[Excerpts from an interface dataset]

▬▬▬▬▬▬▬▬▬▬

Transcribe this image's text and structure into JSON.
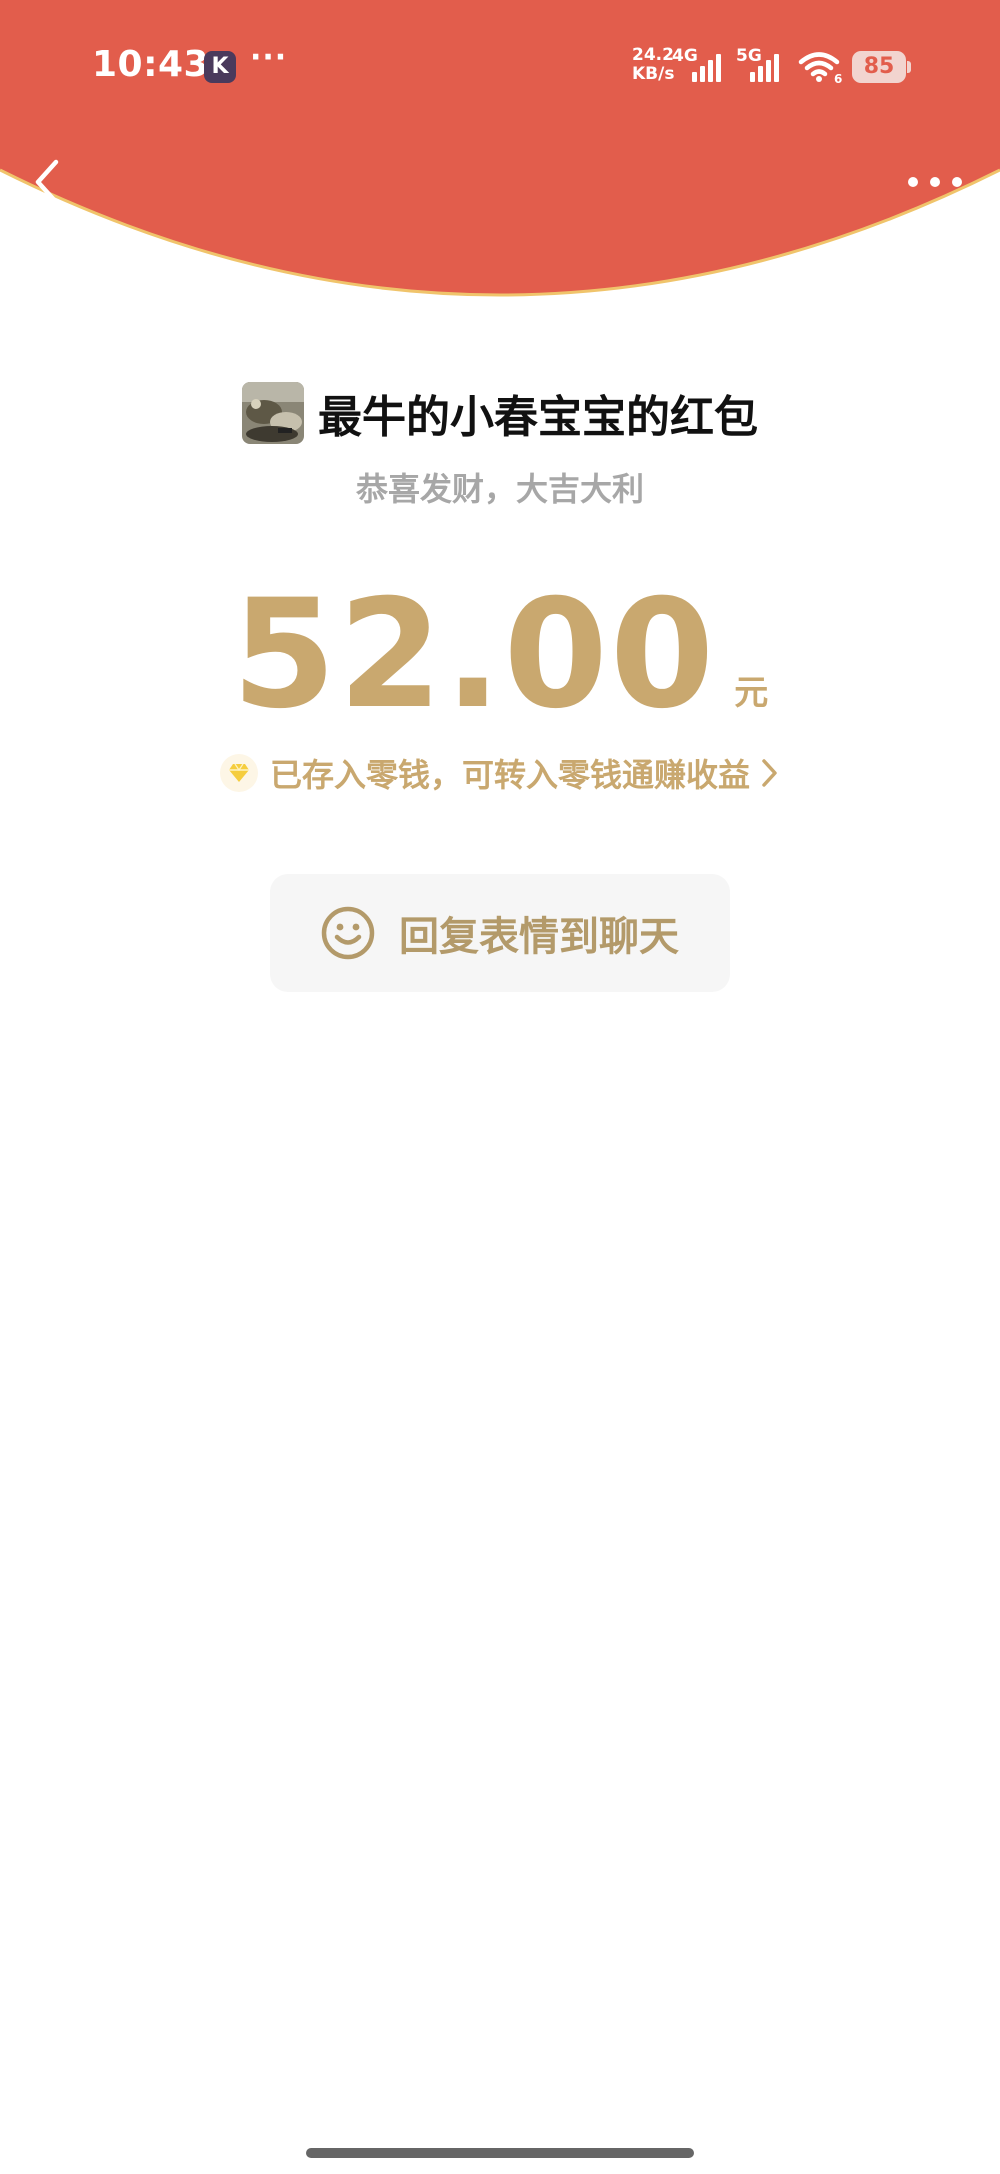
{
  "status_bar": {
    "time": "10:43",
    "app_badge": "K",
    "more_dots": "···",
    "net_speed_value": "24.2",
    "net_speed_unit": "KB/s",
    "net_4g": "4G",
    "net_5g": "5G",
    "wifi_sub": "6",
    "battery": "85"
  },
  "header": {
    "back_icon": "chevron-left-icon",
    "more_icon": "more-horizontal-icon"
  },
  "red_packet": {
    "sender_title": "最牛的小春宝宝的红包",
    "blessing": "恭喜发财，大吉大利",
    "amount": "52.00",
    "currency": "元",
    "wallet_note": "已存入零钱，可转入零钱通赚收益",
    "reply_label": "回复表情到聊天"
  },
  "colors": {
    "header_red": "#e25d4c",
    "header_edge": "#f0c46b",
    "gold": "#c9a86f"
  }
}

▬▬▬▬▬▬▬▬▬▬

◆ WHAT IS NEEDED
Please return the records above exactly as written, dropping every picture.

◆ RESPONSE FOR THIS EXERCISE
Transcribe this image's text and structure into JSON.
{
  "status_bar": {
    "time": "10:43",
    "app_badge": "K",
    "more_dots": "···",
    "net_speed_value": "24.2",
    "net_speed_unit": "KB/s",
    "net_4g": "4G",
    "net_5g": "5G",
    "wifi_sub": "6",
    "battery": "85"
  },
  "header": {
    "back_icon": "chevron-left-icon",
    "more_icon": "more-horizontal-icon"
  },
  "red_packet": {
    "sender_title": "最牛的小春宝宝的红包",
    "blessing": "恭喜发财，大吉大利",
    "amount": "52.00",
    "currency": "元",
    "wallet_note": "已存入零钱，可转入零钱通赚收益",
    "reply_label": "回复表情到聊天"
  },
  "colors": {
    "header_red": "#e25d4c",
    "header_edge": "#f0c46b",
    "gold": "#c9a86f"
  }
}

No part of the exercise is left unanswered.